BRIEF
Give the data again exactly as it appears.

*** INFORMATION ***

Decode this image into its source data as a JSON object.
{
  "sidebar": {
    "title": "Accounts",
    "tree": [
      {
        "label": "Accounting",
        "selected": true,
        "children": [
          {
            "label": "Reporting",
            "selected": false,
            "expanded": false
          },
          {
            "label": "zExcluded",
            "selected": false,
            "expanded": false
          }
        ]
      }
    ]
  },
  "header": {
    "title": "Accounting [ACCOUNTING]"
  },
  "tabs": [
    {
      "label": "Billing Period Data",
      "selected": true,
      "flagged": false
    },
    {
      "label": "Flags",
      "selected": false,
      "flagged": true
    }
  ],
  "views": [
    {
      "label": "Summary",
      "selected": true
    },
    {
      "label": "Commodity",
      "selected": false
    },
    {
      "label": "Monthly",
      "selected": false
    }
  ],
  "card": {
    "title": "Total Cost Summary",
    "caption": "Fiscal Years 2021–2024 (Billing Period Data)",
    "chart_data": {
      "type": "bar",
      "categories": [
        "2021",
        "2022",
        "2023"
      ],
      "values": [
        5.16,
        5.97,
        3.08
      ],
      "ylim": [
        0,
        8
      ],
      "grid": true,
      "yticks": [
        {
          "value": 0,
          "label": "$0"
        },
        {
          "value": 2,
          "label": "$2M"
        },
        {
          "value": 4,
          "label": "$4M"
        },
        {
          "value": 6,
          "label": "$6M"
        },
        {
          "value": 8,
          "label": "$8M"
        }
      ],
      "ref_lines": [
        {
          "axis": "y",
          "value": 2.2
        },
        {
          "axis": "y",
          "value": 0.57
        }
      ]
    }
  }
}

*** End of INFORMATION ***

TASK RESULT
Decode this image into its source data as a JSON object.
{
  "sidebar": {
    "title": "Accounts",
    "tree": [
      {
        "label": "Accounting",
        "selected": true,
        "children": [
          {
            "label": "Reporting",
            "selected": false,
            "expanded": false
          },
          {
            "label": "zExcluded",
            "selected": false,
            "expanded": false
          }
        ]
      }
    ]
  },
  "header": {
    "title": "Accounting [ACCOUNTING]"
  },
  "tabs": [
    {
      "label": "Billing Period Data",
      "selected": true,
      "flagged": false
    },
    {
      "label": "Flags",
      "selected": false,
      "flagged": true
    }
  ],
  "views": [
    {
      "label": "Summary",
      "selected": true
    },
    {
      "label": "Commodity",
      "selected": false
    },
    {
      "label": "Monthly",
      "selected": false
    }
  ],
  "card": {
    "title": "Total Cost Summary",
    "caption": "Fiscal Years 2021–2024 (Billing Period Data)",
    "chart_data": {
      "type": "bar",
      "categories": [
        "2021",
        "2022",
        "2023"
      ],
      "values": [
        5.16,
        5.97,
        3.08
      ],
      "ylim": [
        0,
        8
      ],
      "grid": true,
      "yticks": [
        {
          "value": 0,
          "label": "$0"
        },
        {
          "value": 2,
          "label": "$2M"
        },
        {
          "value": 4,
          "label": "$4M"
        },
        {
          "value": 6,
          "label": "$6M"
        },
        {
          "value": 8,
          "label": "$8M"
        }
      ],
      "ref_lines": [
        {
          "axis": "y",
          "value": 2.2
        },
        {
          "axis": "y",
          "value": 0.57
        }
      ]
    }
  }
}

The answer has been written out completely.